Who you link to (who you don't) can bretray you

There are several kinds of clusters than can be easily identified. When the links to and from an onion service are closed off to the larger web, the sites, ironically, stand out.

Estimating the Infrastructure of the Dark Web

Perhaps one of the most immediate insights from the above is that the dark web is smaller than previously estimated.

We have previously reported that Freedom Hosting II accounts for ~20% of all active onion sites - we are able to determine this because all of these sites present the same SSH public key - indicating they share the same infrastructure - the same as Freedom Hosting II.

We are able to make other connections. For example by linking FTP Banners we have been able to identify another cluster of 60 sites which all share an identical FTP banner (including an internal IP address leak) - we have been able to link this to another web hosting provider.

Thus we can place some bounds on the number of unique hosting providers being used:

  • Of the ~5600 active sites that we scanned during June - 23% shared a single unique SSH Key - linking them to Freedom Hosting II.

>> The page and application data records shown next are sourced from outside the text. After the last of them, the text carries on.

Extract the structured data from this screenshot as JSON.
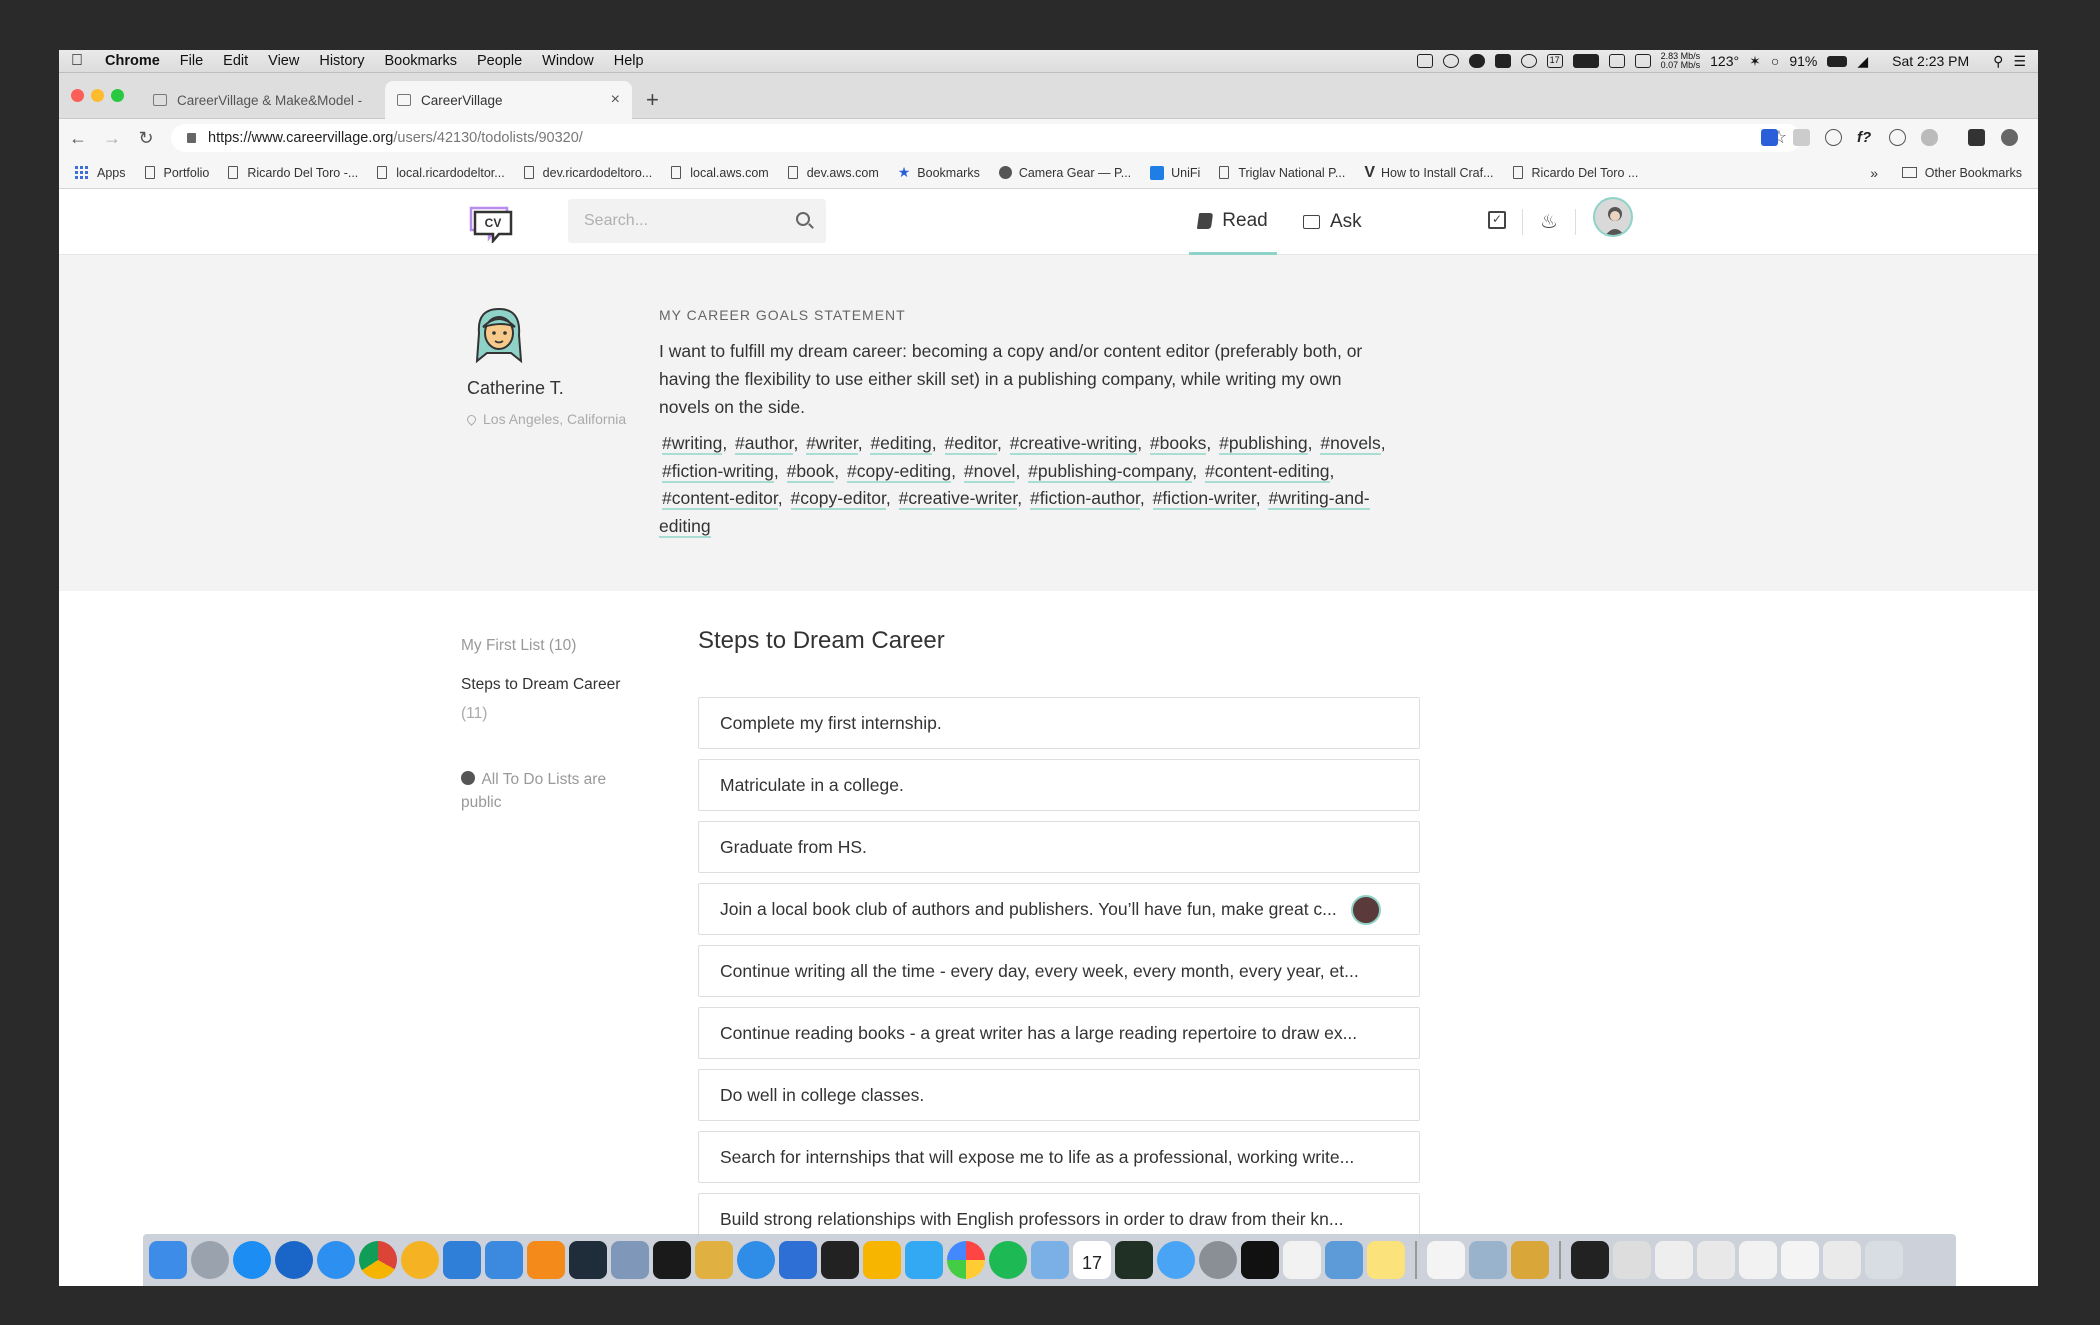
{
  "menubar": {
    "app": "Chrome",
    "menus": [
      "File",
      "Edit",
      "View",
      "History",
      "Bookmarks",
      "People",
      "Window",
      "Help"
    ],
    "net_up": "2.83 Mb/s",
    "net_down": "0.07 Mb/s",
    "temp": "123°",
    "battery": "91%",
    "clock": "Sat 2:23 PM",
    "calendar_day": "17"
  },
  "tabs": [
    {
      "title": "CareerVillage & Make&Model -"
    },
    {
      "title": "CareerVillage"
    }
  ],
  "address": {
    "host": "https://www.careervillage.org",
    "path": "/users/42130/todolists/90320/"
  },
  "bookmarks": [
    "Apps",
    "Portfolio",
    "Ricardo Del Toro -...",
    "local.ricardodeltor...",
    "dev.ricardodeltoro...",
    "local.aws.com",
    "dev.aws.com",
    "Bookmarks",
    "Camera Gear — P...",
    "UniFi",
    "Triglav National P...",
    "How to Install Craf...",
    "Ricardo Del Toro ..."
  ],
  "bookmarks_more": "»",
  "bookmarks_other": "Other Bookmarks",
  "site": {
    "logo_text": "CV",
    "search_placeholder": "Search...",
    "nav_read": "Read",
    "nav_ask": "Ask"
  },
  "profile": {
    "name": "Catherine T.",
    "location": "Los Angeles, California",
    "goals_heading": "MY CAREER GOALS STATEMENT",
    "goals_text": "I want to fulfill my dream career: becoming a copy and/or content editor (preferably both, or having the flexibility to use either skill set) in a publishing company, while writing my own novels on the side.",
    "tags": [
      "#writing",
      "#author",
      "#writer",
      "#editing",
      "#editor",
      "#creative-writing",
      "#books",
      "#publishing",
      "#novels",
      "#fiction-writing",
      "#book",
      "#copy-editing",
      "#novel",
      "#publishing-company",
      "#content-editing",
      "#content-editor",
      "#copy-editor",
      "#creative-writer",
      "#fiction-author",
      "#fiction-writer",
      "#writing-and-editing"
    ]
  },
  "sidebar": {
    "first_list": "My First List",
    "first_count": "(10)",
    "steps_list": "Steps to Dream Career",
    "steps_count": "(11)",
    "public_note": "All To Do Lists are public"
  },
  "list": {
    "title": "Steps to Dream Career",
    "items": [
      "Complete my first internship.",
      "Matriculate in a college.",
      "Graduate from HS.",
      "Join a local book club of authors and publishers. You’ll have fun, make great c...",
      "Continue writing all the time - every day, every week, every month, every year, et...",
      "Continue reading books - a great writer has a large reading repertoire to draw ex...",
      "Do well in college classes.",
      "Search for internships that will expose me to life as a professional, working write...",
      "Build strong relationships with English professors in order to draw from their kn..."
    ]
  },
  "colors": {
    "accent": "#8fd3c8",
    "page_bg": "#f3f3f3",
    "dock_bg": "#c8cdd7"
  }
}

  • 1% can be attributed to the hosting provider we talked about above via FTP.

More SSH Relationships

  • We were able to identify another 9 clusters of sites which could be linked through SSH keys - another 2.5% of sites.

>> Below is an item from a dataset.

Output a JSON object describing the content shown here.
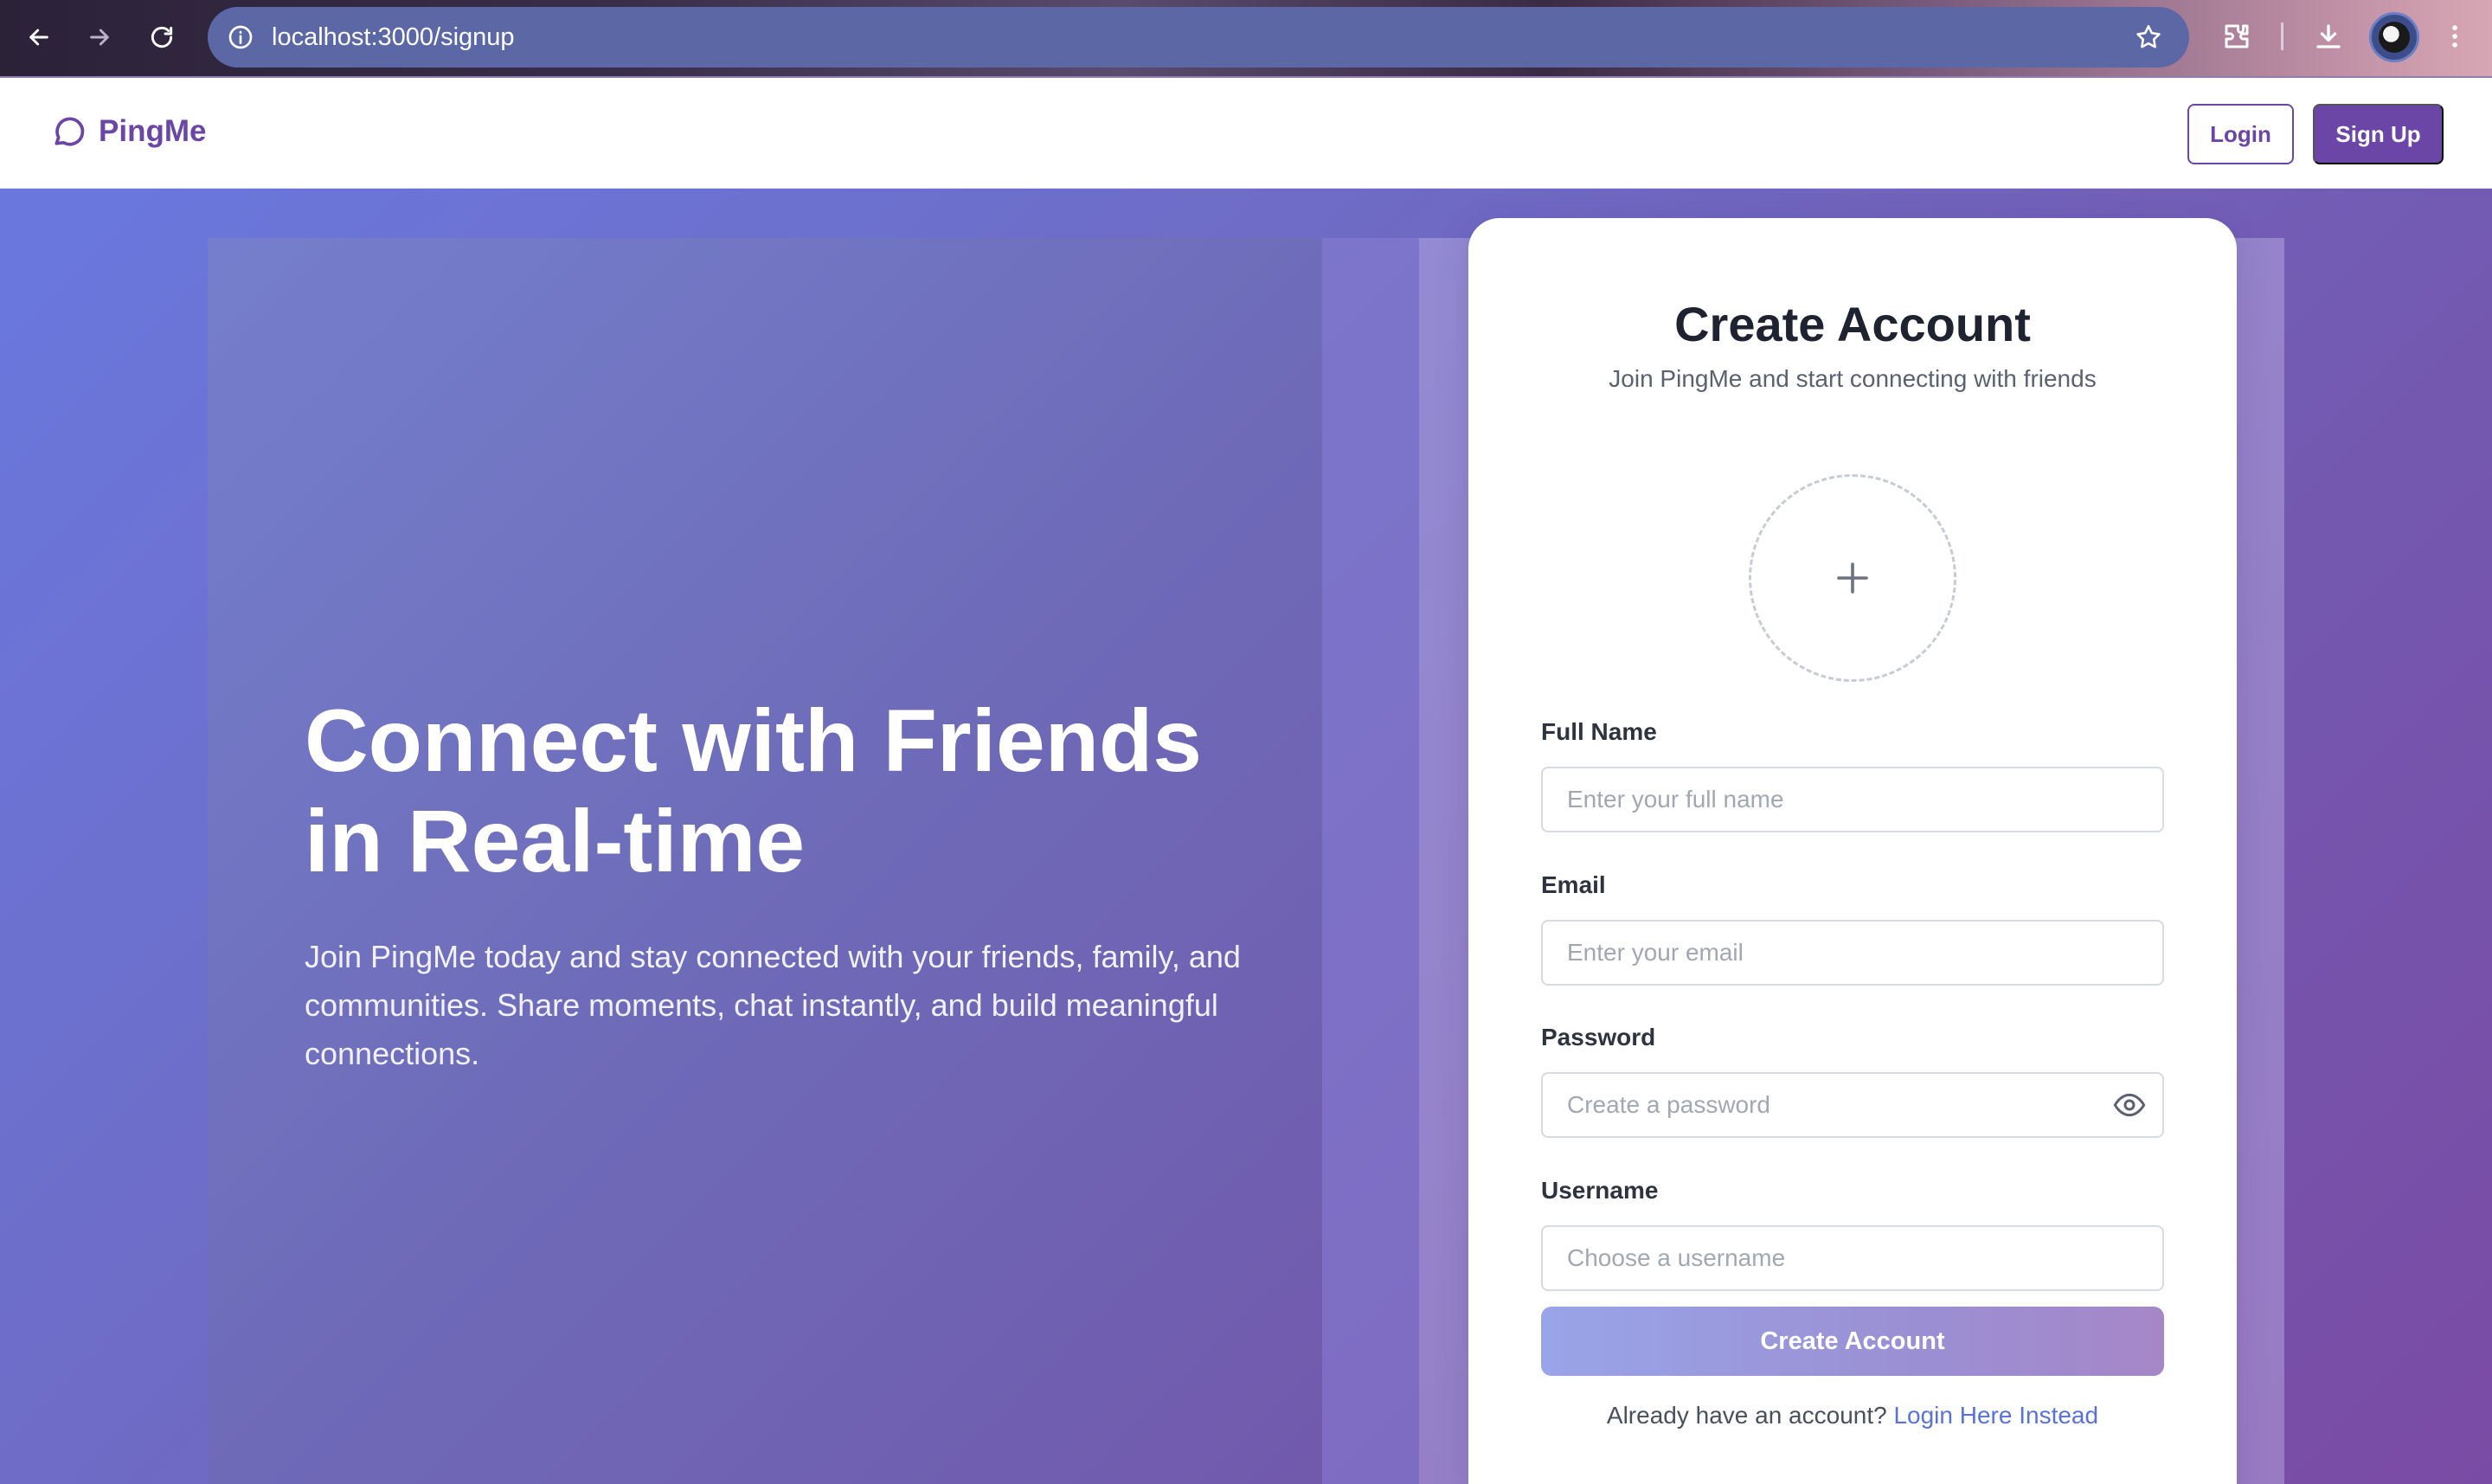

Apache mod_status leaks

  • Through Apache mod_status leaks we were able to identify another 10 clusters of sites sharing hosting infrastructure, another 1% of sites.

Therefore only 21 infrastructure setups account for 27% (~1500) of all active Onion Services!

If we assume the relationships we identified in the previous section also leak co-hosting information we can push this estimate to ~30 setups accounting for 30-35% of all Onion Services!

It is important to iterate that these numbers don't mean that 35% of Onion Services are operated by one of 30 groups - but that they are likely hosted by one of those groups - and remember, these are only the relationships we have been able to discern from rather trivial correlations - there are likely many more.

This lack of diversity in hosting infrastructure is concerning - it places the future of a large proportion of Onion Services in the hands of a limited number of groups.

Other OnionScan News

  • We have a new home - mascherari.press. All future OnionScan reports will be published here, as well as lots of other articles and discussions about anonymity and privacy.
  • OnionScan now supports XMPP thanks to Scott Ainslie!
  • OnionScan was included in ArchStrike Linux! We are super excited that this tool reaching more people in the security community.

Get Involved

If you would like to help please get in touch at team@onionscan.org.

Goals for the OnionScan Project

  • Increase the number of scanned onion services - We have so far only successfully scanned ~5000 (out of ~11,000 domains scanned).
  • Increase the number of protocols scanned. OnionScan currently supports light analysis for HTTP and SSH, and detection analysis for FTP, SMTP, Bitcoin, IRC, XMPP and Ricochet - we want to grow this list, as well as provide deeper analysis on all protocols.
  • Develop a standard for classifying onion services that can be used for crime analysis as well as an expanded analysis of usage from political activism to instant messaging.